LOL! I'd prefer to live a little bit longer yet! :lol:
Add a smile. It doesn't hurt and costs nothing.

User avatar
garwil
Posts: 88
Joined: Sat Jul 07, 2012 9:08 pm
Location: Memphis, Tennessee
Motorcycle: 1999 GL1500SE
2002 ST1100

Re: 1995 GL1500 passenger weight

Post by garwil » Fri Aug 25, 2017 12:14 pm

I have always considered the weight limits listed as "Suggestions" or "Guidelines" rather than hard rules. Primarily because, as noted above, you see them exceeded all the time. How many of us has never put more weight in the trunk or side cases than the manual says the max weight is? Likewise, as mentioned, safety is in the eye of the beholder. My father-in-law was adamant that pulling a trailer behind a car was tantamount to signing your own death warrant. But he would load more weight onto a roof rack than the primary weight of the car, and go swaying down the road without a second thought.

As mentioned above by others, the combined weight of my wife and I (Note I did not list either of our weights) exceeds the max load of our '99 GL1500. This is because we are both past age 29, and the load rating on the bike is determined by a combination of engineers and lawyers. However, in a nod to safety, I choose to carry our luggage in a trailer I pull behind the bike. That keeps the rear tire from carrying all the extra weight of the luggage. Now some cover their mouth in horror at the excessive risk I am taking by pulling a trailer, but I feel that it more than off set by the added safety of staying closer to the load rating of the tires.

Another option that seems to be gaining lately is to teach the wife to ride her own bike. This has a number of Pro's and Con's, but for me they are all mostly con's. First, my wife has told me that she had absolutely no interest in learning how to ride (I think it is because she likes sleeping back there, and it would be to much work to have to sit up and pay attention). Second, it would require us to buy another motorcycle (I don't know if this is a Pro or a Con?) Also, I like having my wife all snuggled up as we go along (most of the time). Lastly, I think my greatest problem is that I don't think it is wise to give my wife the choice of riding off in another direction.

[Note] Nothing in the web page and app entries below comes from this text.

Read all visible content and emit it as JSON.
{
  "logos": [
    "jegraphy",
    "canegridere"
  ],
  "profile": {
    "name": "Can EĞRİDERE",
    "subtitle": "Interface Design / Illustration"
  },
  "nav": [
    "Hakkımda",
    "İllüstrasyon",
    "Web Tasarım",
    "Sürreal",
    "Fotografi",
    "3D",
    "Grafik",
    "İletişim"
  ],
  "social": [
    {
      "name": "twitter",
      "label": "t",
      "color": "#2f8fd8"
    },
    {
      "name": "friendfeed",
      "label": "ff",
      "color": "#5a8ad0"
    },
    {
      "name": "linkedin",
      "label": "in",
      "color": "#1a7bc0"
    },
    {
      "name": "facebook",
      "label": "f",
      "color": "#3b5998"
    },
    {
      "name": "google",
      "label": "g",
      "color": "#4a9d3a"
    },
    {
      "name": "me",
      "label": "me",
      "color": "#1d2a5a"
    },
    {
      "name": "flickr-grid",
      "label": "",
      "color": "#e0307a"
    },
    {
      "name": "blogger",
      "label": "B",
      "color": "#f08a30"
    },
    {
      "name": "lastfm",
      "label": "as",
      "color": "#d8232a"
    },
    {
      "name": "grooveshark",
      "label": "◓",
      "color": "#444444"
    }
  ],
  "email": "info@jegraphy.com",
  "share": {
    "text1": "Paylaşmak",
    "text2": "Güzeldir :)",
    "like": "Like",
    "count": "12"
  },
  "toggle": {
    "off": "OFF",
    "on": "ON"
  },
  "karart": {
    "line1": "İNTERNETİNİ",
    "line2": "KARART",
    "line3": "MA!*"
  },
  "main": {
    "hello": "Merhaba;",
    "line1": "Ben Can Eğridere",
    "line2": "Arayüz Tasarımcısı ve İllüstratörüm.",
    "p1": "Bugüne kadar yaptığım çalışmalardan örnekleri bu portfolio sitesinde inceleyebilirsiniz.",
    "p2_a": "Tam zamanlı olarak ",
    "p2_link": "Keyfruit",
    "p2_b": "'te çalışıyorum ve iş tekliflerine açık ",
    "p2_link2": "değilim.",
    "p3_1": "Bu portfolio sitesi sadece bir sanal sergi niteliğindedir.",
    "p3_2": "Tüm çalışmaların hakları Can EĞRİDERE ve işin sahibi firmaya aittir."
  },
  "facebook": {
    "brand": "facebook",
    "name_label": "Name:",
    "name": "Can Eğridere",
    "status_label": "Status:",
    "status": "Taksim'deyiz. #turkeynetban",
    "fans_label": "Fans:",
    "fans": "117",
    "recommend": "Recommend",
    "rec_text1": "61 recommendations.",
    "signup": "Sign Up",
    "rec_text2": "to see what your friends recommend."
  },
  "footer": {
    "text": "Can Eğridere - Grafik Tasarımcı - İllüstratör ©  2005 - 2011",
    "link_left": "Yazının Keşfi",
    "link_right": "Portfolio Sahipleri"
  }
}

So, for now, we just consider the weight limit to be more of a suggestion.

User avatar
GilletteWing
Posts: 13
Joined: Thu Sep 05, 2013 11:17 am
Location: Gillette, Wyoming
Motorcycle: 1982 GL1100I Interstate
1995 GL1500A Aspencade

Re: 1995 GL1500 passenger weight

Post by GilletteWing » Fri Aug 25, 2017 5:44 pm

Great response! I'm in the exact same situation as you concerning the wife. We are just going to ride and enjoy ourselves and leave the stress at work were it belongs!


Add a smile. It doesn't hurt and costs nothing.

Post Reply